The American Pharmacist Association here along with Dr. Timothy Covington, professor and director of the Managed Care Institute at the McWorter School of Pharmacy at Samford University in Birmingham, Ala., and Prilosec OTC, owned by Procter & Gamble, Cincinnati, have developed an educational program to help seniors avoid the Medicare Part D coverage gap, or doughnut hole. The program aims to both help seniors understand how they reach the gap, and provide them with simple tips to help them avoid or delay reaching the gap. Educational materials and a website, www.managepartd.com
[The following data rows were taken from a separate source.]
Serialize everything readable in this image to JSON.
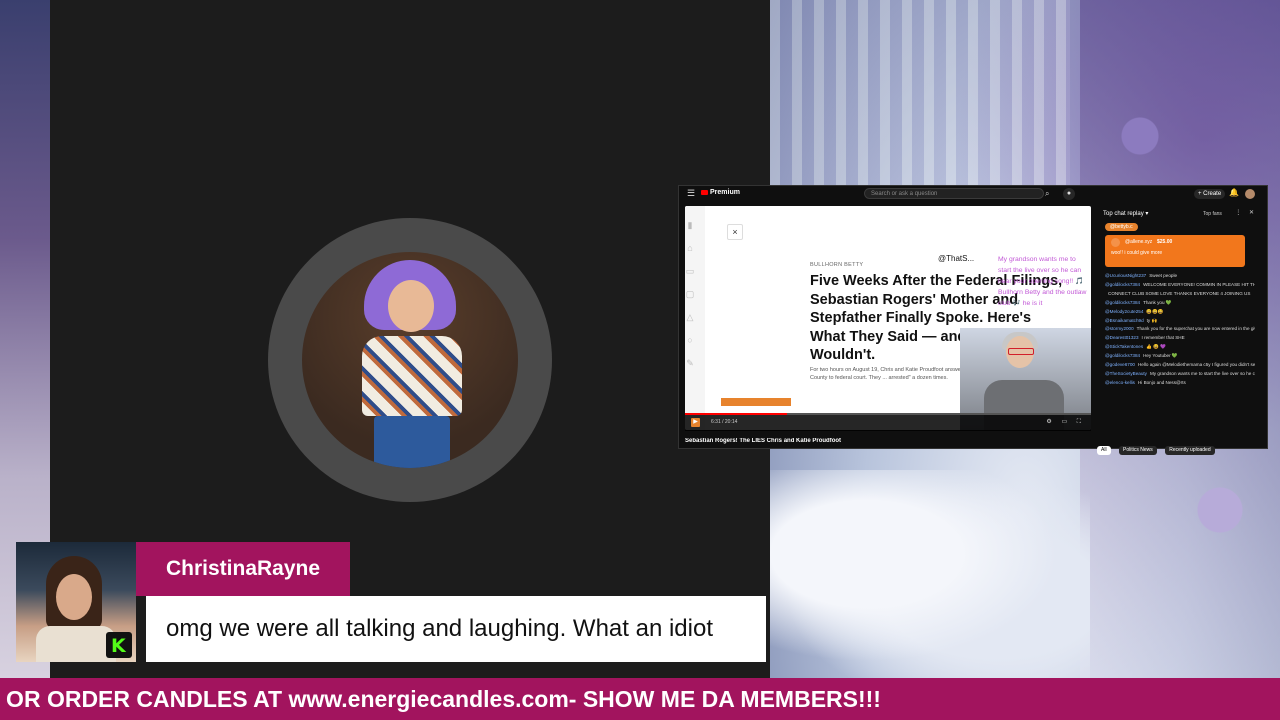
{
  "youtube": {
    "logo": "Premium",
    "search_placeholder": "Search or ask a question",
    "create_label": "Create",
    "video_title": "Sebastian Rogers! The LIES Chris and Katie Proudfoot",
    "tags": [
      "All",
      "Politics News",
      "Recently uploaded"
    ],
    "progress": 0.25,
    "time": "6:31 / 20:14"
  },
  "article": {
    "kicker": "BULLHORN BETTY",
    "headline": "Five Weeks After the Federal Filings, Sebastian Rogers' Mother and Stepfather Finally Spoke. Here's What They Said — and What They Wouldn't.",
    "body": "For two hours on August 19, Chris and Katie Proudfoot answered ... time since Seth Rogers took Sumner County to federal court. They ... arrested\" a dozen times.",
    "handle": "@ThatS...",
    "overlay_chat": "My grandson wants me to start the live over so he can hear your opening song!! 🎵 Bullhorn Betty and the outlaw club 🎶 he is it"
  },
  "chat": {
    "header": "Top chat replay",
    "sort": "Top fans",
    "pill": "@bettyb.c",
    "superchat": {
      "name": "@allene.xyz",
      "amount": "$25.00",
      "message": "woo!! i could give more"
    },
    "lines": [
      {
        "user": "@UcuriousNight237",
        "text": "Sweet people"
      },
      {
        "user": "@goldilocks7384",
        "text": "WELCOME EVERYONE! COMMIN IN PLEASE HIT THAT LIKE & SHOW BULLHORN BETTY"
      },
      {
        "user": "",
        "text": "CONNECT CLUB SOME LOVE THANKS EVERYONE 4 JOINING US"
      },
      {
        "user": "@goldilocks7384",
        "text": "Thank you 💚"
      },
      {
        "user": "@Melody2cute254",
        "text": "😄😄😄"
      },
      {
        "user": "@Bsnaikamatch9d",
        "text": "ty 🙌"
      },
      {
        "user": "@stormy2000",
        "text": "Thank you for the superchat you are now entered in the giveaway"
      },
      {
        "user": "@Dearest01323",
        "text": "I remember that SHE"
      },
      {
        "user": "@StickTakentones",
        "text": "👍 😆 💜"
      },
      {
        "user": "@goldilocks7384",
        "text": "Hey Youtuber 💚"
      },
      {
        "user": "@godeve6700",
        "text": "Hello again @Melodiethemama c5y I figured you didn't see me say hello when I came in. It was busy in here lol"
      },
      {
        "user": "@TheSocietyBeauty",
        "text": "My grandson wants me to start the live over so he can hear your opening song!! 🎵 Bullhorn Betty and the outlaw club 🎶 he is it"
      },
      {
        "user": "@elenco-kellis",
        "text": "Hi Bonjo and Ness@rts"
      }
    ]
  },
  "alert": {
    "username": "ChristinaRayne",
    "message": "omg we were all talking and laughing. What an idiot",
    "platform_badge": "K"
  },
  "ticker": {
    "text": "! OR ORDER CANDLES AT www.energiecandles.com- SHOW ME DA MEMBERS!!!"
  },
  "colors": {
    "brand_magenta": "#a2145e",
    "kick_green": "#53fc18",
    "youtube_red": "#ff0000",
    "accent_orange": "#e7832d"
  }
}
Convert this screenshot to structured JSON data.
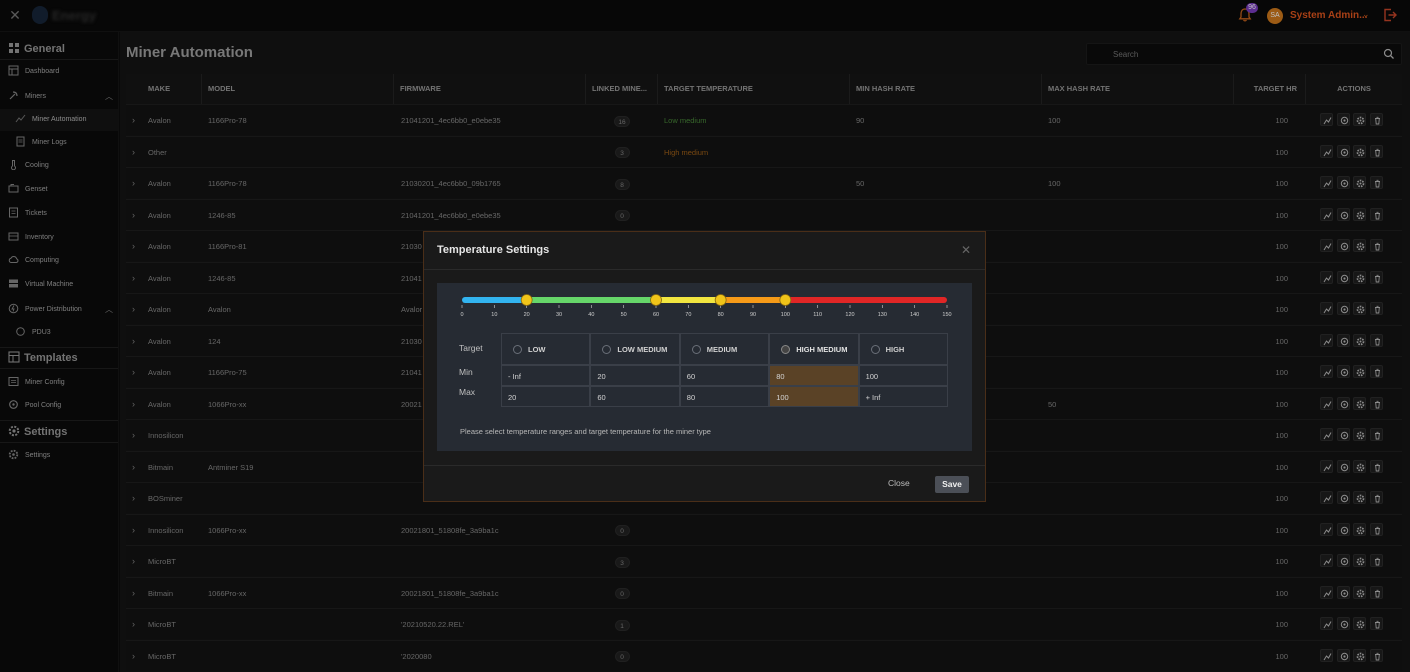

, make information and tips available to seniors. "While there is information out there about Medicare Part D, it's not always easy to understand or decipher," said Covington, who is co-author of the educational materials. The gap in coverage is built into many Medicare Part D prescription drug plans to keep the costs of the benefit down. The "hole" begins when a beneficiary spends $2,250 on prescription drugs. The beneficiary then loses coverage on drugs until their spend increases to a total of $3,600 at which point they qualify for "catastrophic coverage." Beneficiaries with catastrophic coverage will pay about 5% of their remaining drug costs for the year.